ABOUT THIS TASK
Over all lines in the data below, count those holding "vcxproj" and give only the result.

(Data about app and page elements)
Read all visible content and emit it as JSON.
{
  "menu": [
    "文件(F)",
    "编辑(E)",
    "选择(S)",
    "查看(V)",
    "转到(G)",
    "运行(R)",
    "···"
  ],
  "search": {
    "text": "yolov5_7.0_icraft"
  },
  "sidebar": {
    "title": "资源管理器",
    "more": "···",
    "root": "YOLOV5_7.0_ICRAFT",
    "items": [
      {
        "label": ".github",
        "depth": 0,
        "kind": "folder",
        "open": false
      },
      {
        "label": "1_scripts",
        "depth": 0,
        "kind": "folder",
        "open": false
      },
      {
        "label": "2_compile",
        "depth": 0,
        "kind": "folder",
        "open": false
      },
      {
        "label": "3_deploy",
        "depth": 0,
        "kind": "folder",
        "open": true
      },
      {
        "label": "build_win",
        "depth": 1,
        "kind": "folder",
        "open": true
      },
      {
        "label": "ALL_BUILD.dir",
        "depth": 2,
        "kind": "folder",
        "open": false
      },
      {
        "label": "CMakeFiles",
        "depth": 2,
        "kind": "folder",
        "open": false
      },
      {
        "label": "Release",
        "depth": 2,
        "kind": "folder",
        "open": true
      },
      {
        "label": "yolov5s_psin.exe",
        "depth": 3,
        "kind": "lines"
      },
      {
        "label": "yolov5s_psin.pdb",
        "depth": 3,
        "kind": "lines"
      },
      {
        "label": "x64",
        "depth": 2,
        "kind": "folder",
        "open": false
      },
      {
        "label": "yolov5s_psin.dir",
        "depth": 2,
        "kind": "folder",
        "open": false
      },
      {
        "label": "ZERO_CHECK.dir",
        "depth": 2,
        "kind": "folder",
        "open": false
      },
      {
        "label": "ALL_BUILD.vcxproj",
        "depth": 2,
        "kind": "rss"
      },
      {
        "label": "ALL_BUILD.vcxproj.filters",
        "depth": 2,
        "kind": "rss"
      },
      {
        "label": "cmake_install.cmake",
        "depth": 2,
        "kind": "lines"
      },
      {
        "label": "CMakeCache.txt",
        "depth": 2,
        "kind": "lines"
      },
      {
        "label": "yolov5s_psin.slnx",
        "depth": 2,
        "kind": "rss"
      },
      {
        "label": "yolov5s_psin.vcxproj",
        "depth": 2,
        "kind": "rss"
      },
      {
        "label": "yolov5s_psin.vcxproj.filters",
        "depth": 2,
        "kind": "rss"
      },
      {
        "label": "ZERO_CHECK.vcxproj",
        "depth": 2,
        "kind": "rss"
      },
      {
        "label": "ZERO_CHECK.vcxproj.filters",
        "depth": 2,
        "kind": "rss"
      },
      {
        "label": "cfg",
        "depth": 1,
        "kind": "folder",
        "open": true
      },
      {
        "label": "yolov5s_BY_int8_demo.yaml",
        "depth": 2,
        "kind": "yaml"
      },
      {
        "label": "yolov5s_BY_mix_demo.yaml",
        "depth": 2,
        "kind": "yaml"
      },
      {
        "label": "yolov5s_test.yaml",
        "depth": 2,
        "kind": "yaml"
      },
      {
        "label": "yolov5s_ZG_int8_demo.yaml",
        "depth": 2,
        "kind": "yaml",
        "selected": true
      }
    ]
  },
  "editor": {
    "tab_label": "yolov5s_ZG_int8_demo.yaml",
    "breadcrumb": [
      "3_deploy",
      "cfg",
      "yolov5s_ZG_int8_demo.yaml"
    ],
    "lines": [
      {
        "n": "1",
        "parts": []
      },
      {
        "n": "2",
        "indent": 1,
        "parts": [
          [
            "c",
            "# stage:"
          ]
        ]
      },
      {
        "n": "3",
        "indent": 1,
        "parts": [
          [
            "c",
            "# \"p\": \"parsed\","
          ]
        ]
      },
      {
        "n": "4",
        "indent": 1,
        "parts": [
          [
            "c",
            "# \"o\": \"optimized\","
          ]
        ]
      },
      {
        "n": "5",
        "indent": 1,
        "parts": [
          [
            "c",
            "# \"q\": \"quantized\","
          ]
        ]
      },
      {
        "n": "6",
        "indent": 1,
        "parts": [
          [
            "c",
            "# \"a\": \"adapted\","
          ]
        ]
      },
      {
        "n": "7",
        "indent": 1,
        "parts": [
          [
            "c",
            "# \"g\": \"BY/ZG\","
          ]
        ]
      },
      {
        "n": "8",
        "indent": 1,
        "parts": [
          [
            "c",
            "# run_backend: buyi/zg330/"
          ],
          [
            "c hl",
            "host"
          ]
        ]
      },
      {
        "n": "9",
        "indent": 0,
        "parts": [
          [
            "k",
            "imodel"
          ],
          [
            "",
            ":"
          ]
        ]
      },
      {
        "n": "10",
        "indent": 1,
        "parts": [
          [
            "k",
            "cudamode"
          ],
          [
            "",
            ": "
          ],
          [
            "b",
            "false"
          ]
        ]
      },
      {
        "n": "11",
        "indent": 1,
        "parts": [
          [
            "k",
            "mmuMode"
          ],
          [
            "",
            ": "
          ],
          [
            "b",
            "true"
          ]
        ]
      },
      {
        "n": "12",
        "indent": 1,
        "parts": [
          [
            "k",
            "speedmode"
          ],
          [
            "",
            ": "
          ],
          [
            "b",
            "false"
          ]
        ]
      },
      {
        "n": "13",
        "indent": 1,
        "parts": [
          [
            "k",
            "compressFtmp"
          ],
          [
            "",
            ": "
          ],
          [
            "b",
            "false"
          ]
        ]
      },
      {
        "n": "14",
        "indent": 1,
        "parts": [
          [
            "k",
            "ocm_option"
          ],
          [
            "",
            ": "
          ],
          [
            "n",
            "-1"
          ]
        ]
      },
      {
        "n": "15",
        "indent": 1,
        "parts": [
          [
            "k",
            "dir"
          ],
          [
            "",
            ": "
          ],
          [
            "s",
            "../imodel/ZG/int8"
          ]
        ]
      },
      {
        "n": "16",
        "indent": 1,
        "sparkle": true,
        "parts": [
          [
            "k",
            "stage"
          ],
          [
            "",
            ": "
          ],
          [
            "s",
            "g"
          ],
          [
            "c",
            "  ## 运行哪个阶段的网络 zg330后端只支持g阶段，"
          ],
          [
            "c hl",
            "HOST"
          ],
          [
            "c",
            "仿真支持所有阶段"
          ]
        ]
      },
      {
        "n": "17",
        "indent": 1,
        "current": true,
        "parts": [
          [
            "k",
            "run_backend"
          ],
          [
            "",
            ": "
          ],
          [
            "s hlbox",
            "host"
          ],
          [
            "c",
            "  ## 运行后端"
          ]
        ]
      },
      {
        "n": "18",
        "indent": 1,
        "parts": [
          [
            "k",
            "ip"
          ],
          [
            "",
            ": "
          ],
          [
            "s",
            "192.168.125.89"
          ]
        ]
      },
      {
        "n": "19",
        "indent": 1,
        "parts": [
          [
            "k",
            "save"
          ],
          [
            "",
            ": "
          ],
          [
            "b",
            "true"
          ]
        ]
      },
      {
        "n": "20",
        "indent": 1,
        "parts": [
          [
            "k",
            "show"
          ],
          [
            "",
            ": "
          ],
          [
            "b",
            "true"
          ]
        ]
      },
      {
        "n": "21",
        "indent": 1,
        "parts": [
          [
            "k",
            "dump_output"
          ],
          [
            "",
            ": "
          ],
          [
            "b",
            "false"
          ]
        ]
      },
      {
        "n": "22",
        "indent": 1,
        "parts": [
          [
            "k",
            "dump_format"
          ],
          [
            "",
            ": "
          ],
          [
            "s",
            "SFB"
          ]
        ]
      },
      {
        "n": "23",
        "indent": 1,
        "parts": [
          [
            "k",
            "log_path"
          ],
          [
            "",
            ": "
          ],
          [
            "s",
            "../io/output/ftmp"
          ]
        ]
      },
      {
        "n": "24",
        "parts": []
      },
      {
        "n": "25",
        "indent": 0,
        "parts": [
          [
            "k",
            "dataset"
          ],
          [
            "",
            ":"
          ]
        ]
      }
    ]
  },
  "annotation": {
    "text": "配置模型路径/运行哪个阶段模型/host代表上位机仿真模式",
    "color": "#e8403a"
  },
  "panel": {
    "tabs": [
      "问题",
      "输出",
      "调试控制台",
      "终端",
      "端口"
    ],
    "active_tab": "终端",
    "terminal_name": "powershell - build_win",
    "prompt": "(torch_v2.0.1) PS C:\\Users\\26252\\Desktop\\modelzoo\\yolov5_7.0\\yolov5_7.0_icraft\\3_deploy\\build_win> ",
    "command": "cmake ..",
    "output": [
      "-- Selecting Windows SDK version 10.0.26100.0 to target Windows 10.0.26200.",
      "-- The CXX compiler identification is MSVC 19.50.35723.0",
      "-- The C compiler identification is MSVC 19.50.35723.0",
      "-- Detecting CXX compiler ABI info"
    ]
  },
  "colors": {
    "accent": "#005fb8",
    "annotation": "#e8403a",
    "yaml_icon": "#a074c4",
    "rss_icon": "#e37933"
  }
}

EXERCISE OUTPUT
6